Every government or regime undertakes construction as per the need of the time. There were rulers who built the Red Fort or the Taj Mahal or the Qutb Minar. Former Karnataka chief minister Hanumanthaiah had, in a span of four years, got the iconic Vidhana Soudha building constructed on the lines of traditional Mysore architecture. The present government should have done something similar and constructed a structure that would have become a landmark of its time. Sadly, what has been made in a tearing hurry can best be described as an attempt by a builder to construct a building, using maximum FAR (floor area ratio) for profit seeking.

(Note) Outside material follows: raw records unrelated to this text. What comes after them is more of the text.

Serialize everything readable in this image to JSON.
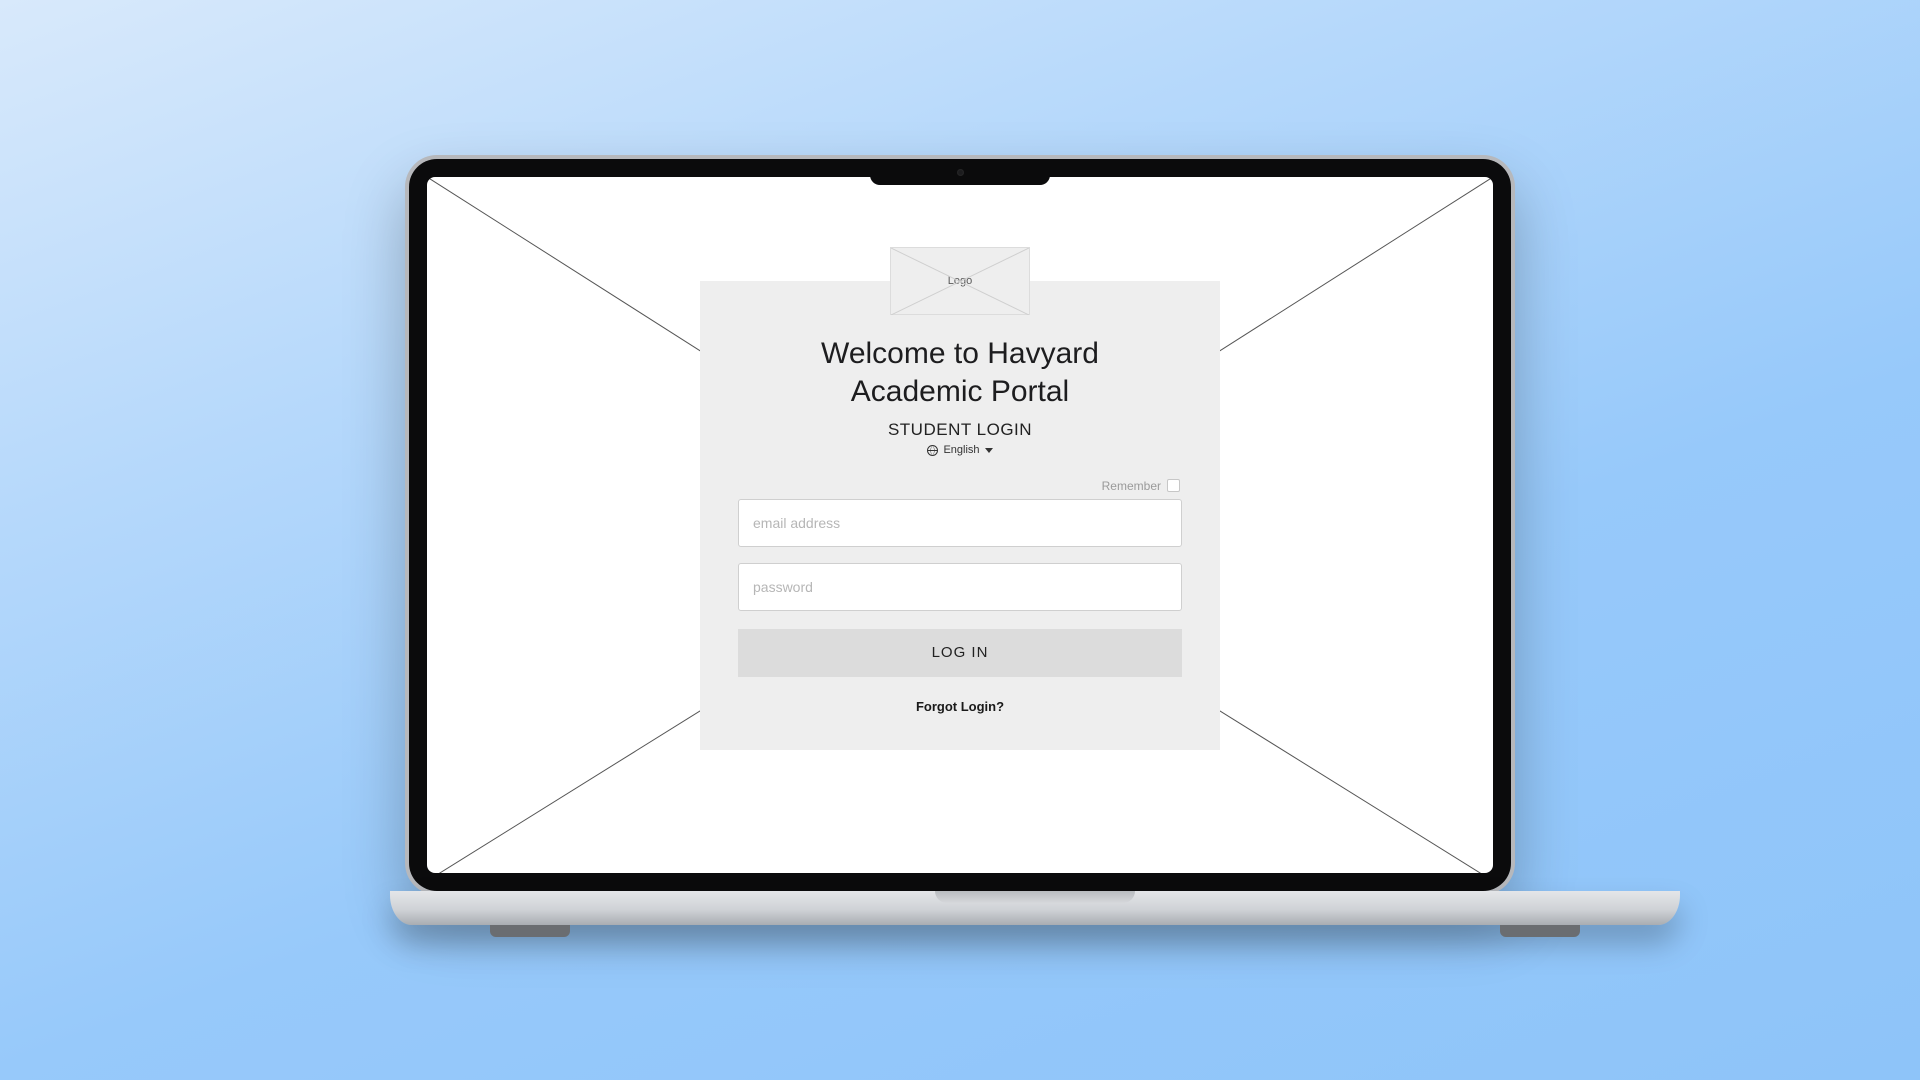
{
  "logo": {
    "placeholder_label": "Logo"
  },
  "heading": {
    "title_line1": "Welcome to Havyard",
    "title_line2": "Academic Portal",
    "subtitle": "STUDENT LOGIN"
  },
  "language": {
    "selected": "English"
  },
  "remember": {
    "label": "Remember"
  },
  "fields": {
    "email_placeholder": "email address",
    "password_placeholder": "password"
  },
  "buttons": {
    "login": "LOG IN",
    "forgot": "Forgot Login?"
  }
}
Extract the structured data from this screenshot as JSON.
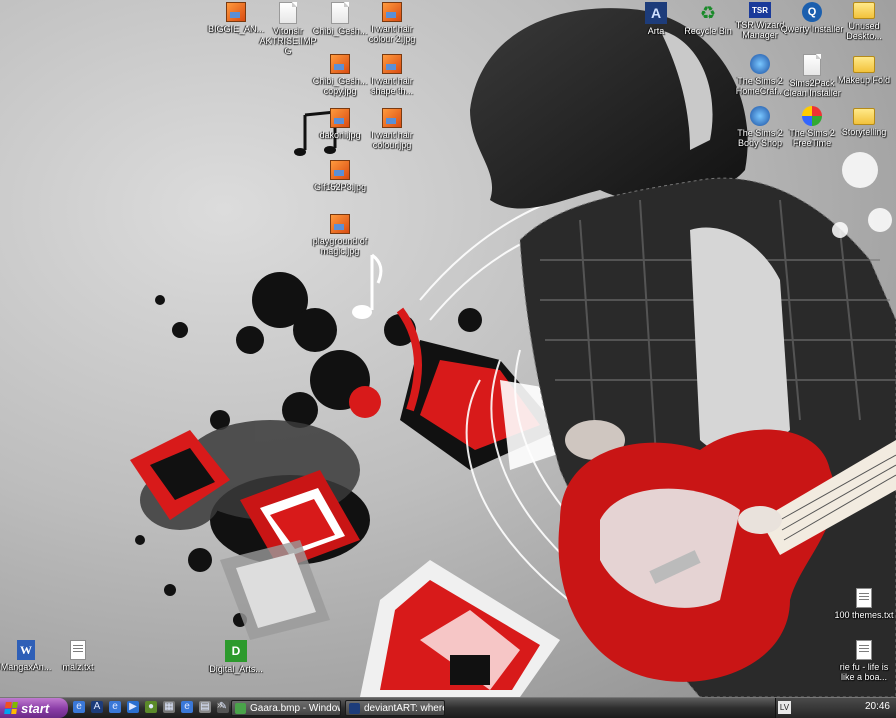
{
  "desktop_icons": {
    "biggie": "BIGGIE_AN...",
    "vitonsir": "Vitonsir AKTRISE.IMPG",
    "chibi_gesh": "Chibi_Gesh...",
    "hair_colour2": "I want hair colour 2.jpg",
    "chibi_copy": "Chibi_Gesh... copy.jpg",
    "hair_shape": "I want hair shape th...",
    "dakoni": "dakoni.jpg",
    "hair_colour": "I want hair colour.jpg",
    "gif": "Gif152P3.jpg",
    "playground": "playground of magic.jpg",
    "arta": "Arta",
    "recycle": "Recycle Bin",
    "tsr_wizard": "TSR Wizard Manager",
    "qwerty": "Qwerty Installer",
    "unused_folder": "Unused Deskto...",
    "sims_homecraft": "The Sims 2 HomeCraf...",
    "sims_clean": "Sims2Pack Clean Installer",
    "makeup_folder": "Makeup Fold",
    "body_shop": "The Sims 2 Body Shop",
    "sims_freetime": "The Sims 2 FreeTime",
    "storytelling": "Storytelling",
    "themes_txt": "100 themes.txt",
    "riefu": "rie fu - life is like a boa...",
    "mangax": "MangaxAn...",
    "malz": "malz.txt",
    "digital": "Digital_Arts..."
  },
  "taskbar": {
    "start_label": "start",
    "tasks": [
      {
        "label": "Gaara.bmp - Window..."
      },
      {
        "label": "deviantART: where A..."
      }
    ],
    "lang": "LV",
    "clock": "20:46"
  },
  "colors": {
    "accent_red": "#d81a1a",
    "start_purple": "#8a3ca6",
    "taskbar": "#2e2e2e"
  }
}
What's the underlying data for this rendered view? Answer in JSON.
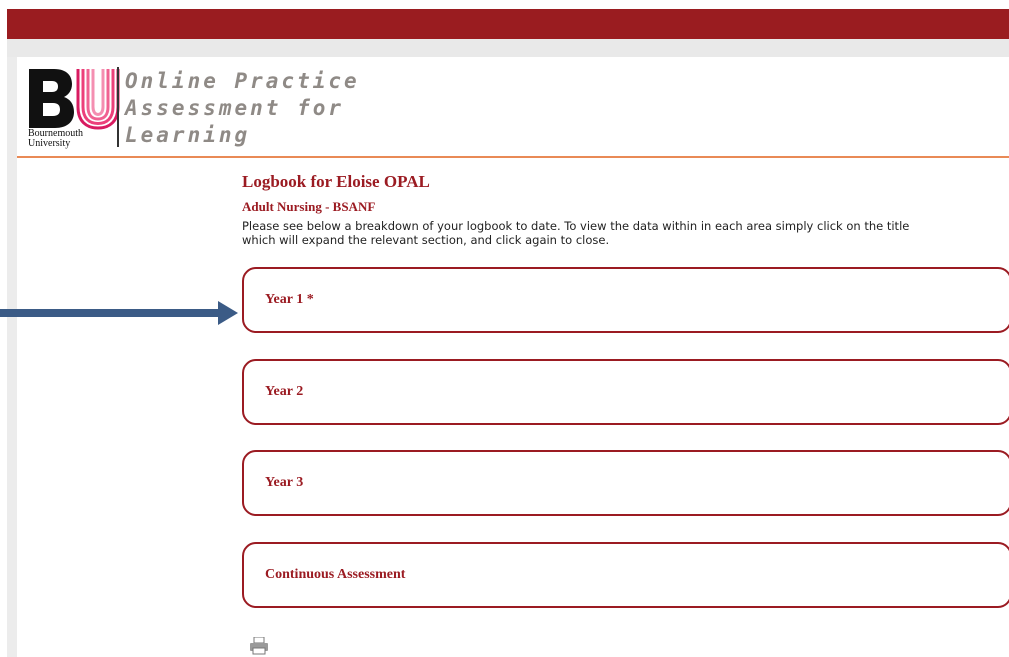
{
  "header": {
    "logo_letters": "BU",
    "logo_caption_line1": "Bournemouth",
    "logo_caption_line2": "University",
    "app_title_line1": "Online Practice",
    "app_title_line2": "Assessment for",
    "app_title_line3": "Learning"
  },
  "logbook": {
    "title": "Logbook for Eloise OPAL",
    "programme": "Adult Nursing - BSANF",
    "intro_line1": "Please see below a breakdown of your logbook to date. To view the data within in each area simply click on the title",
    "intro_line2": "which will expand the relevant section, and click again to close.",
    "sections": [
      {
        "label": "Year 1 *"
      },
      {
        "label": "Year 2"
      },
      {
        "label": "Year 3"
      },
      {
        "label": "Continuous Assessment"
      }
    ]
  },
  "colors": {
    "brand_red": "#9a1c20",
    "accent_orange": "#e98a56",
    "annotation_arrow": "#3b5b86"
  },
  "icons": {
    "print": "printer-icon",
    "arrow": "annotation-arrow-icon"
  }
}
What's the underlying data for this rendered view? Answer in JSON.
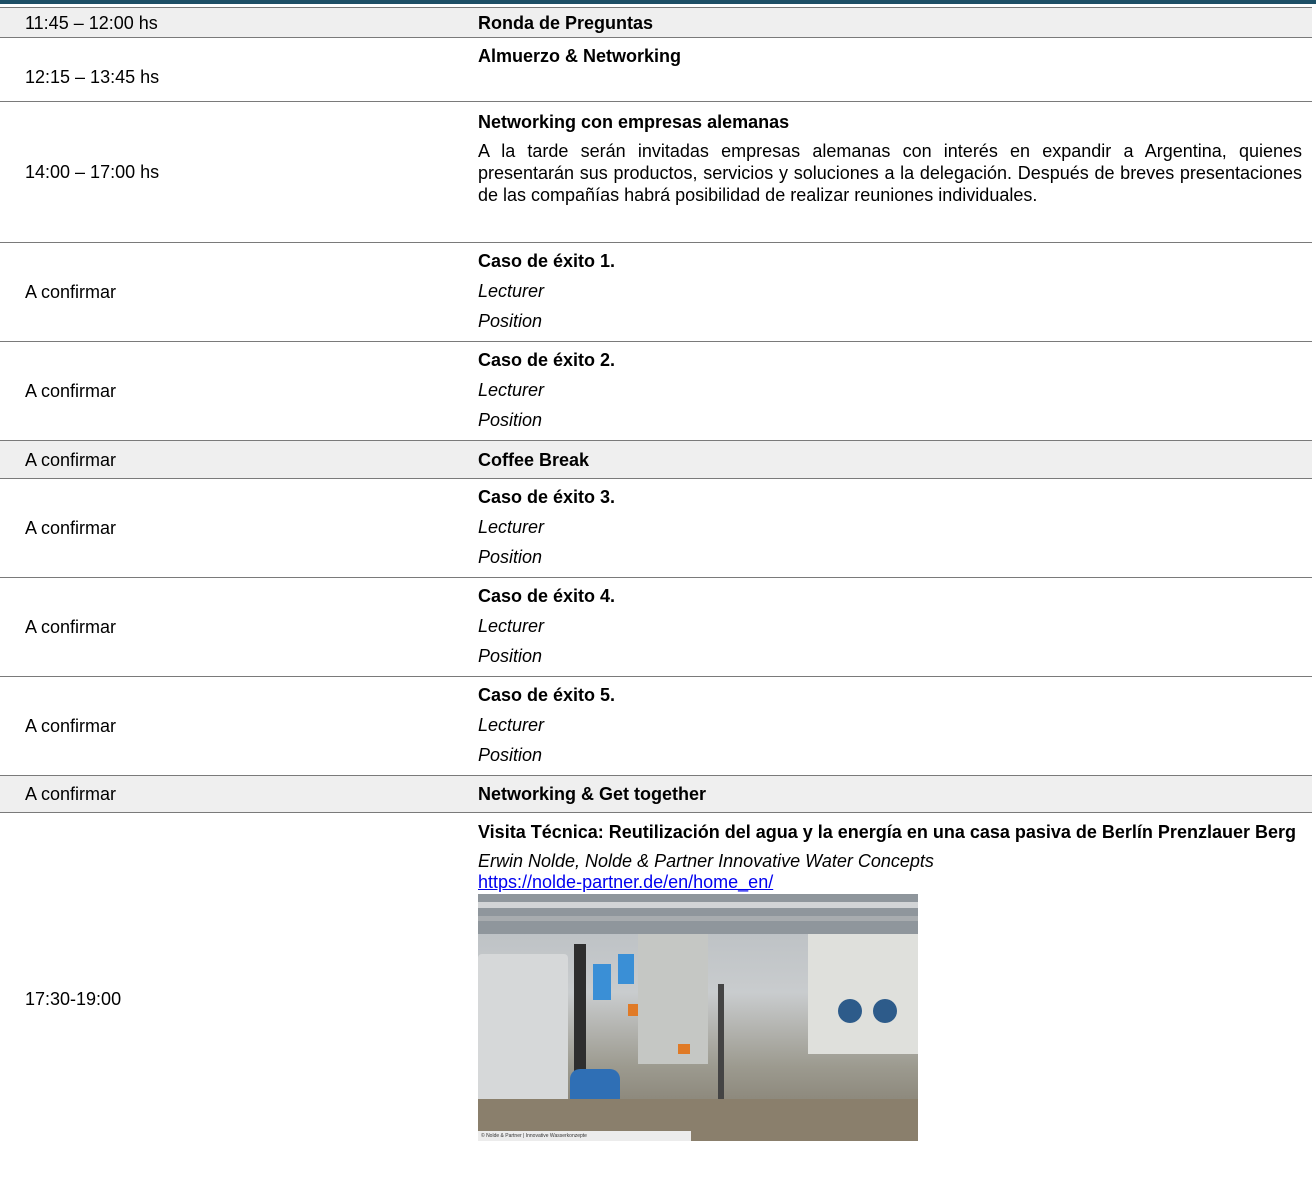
{
  "rows": [
    {
      "time": "11:45 – 12:00 hs",
      "title": "Ronda de Preguntas"
    },
    {
      "time": "12:15 – 13:45 hs",
      "title": "Almuerzo & Networking"
    },
    {
      "time": "14:00 – 17:00 hs",
      "title": "Networking con empresas alemanas",
      "body": "A la tarde serán invitadas empresas alemanas con interés en expandir a Argentina, quienes presentarán sus productos, servicios y soluciones a la delegación. Después de breves presentaciones de las compañías habrá posibilidad de realizar reuniones individuales."
    },
    {
      "time": "A confirmar",
      "title": "Caso de éxito 1.",
      "lecturer": "Lecturer",
      "position": "Position"
    },
    {
      "time": "A confirmar",
      "title": "Caso de éxito 2.",
      "lecturer": "Lecturer",
      "position": "Position"
    },
    {
      "time": "A confirmar",
      "title": "Coffee Break"
    },
    {
      "time": "A confirmar",
      "title": "Caso de éxito 3.",
      "lecturer": "Lecturer",
      "position": "Position"
    },
    {
      "time": "A confirmar",
      "title": "Caso de éxito 4.",
      "lecturer": "Lecturer",
      "position": "Position"
    },
    {
      "time": "A confirmar",
      "title": "Caso de éxito 5.",
      "lecturer": "Lecturer",
      "position": "Position"
    },
    {
      "time": "A confirmar",
      "title": "Networking & Get together"
    },
    {
      "time": "17:30-19:00",
      "title": "Visita Técnica: Reutilización del agua y la energía en una casa pasiva de Berlín Prenzlauer Berg",
      "host": "Erwin Nolde, Nolde & Partner Innovative Water Concepts",
      "link": "https://nolde-partner.de/en/home_en/",
      "photo_caption": "© Nolde & Partner | Innovative Wasserkonzepte"
    }
  ],
  "colors": {
    "top_rule": "#1d4f66",
    "shaded_row": "#efefef",
    "link": "#0000ee"
  }
}
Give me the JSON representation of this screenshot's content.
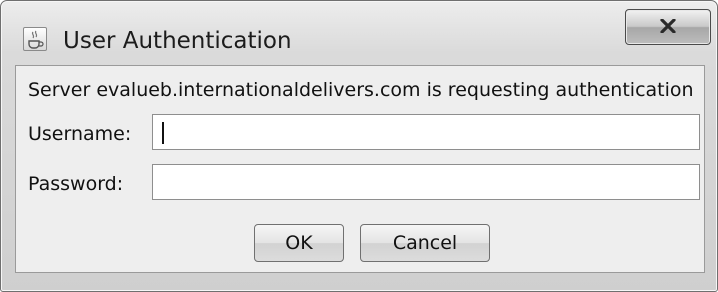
{
  "window": {
    "title": "User Authentication",
    "icon": "java-cup-icon",
    "close_icon": "close-icon"
  },
  "dialog": {
    "message": "Server evalueb.internationaldelivers.com is requesting authentication",
    "username_label": "Username:",
    "username_value": "",
    "password_label": "Password:",
    "password_value": "",
    "ok_label": "OK",
    "cancel_label": "Cancel"
  }
}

Today, a fanciful attempt is being made by individuals seeking to glorify themselves by rewriting history and rehashing past glory. It is nothing but a vain attempt at undermining the history and the journey of India. Most importantly, it is an attempt to undermine something which our ancestors fought and died for. All to settle petty ideological scores.
Kharge, a veteran parliamentarian, is president of the Indian National Congress.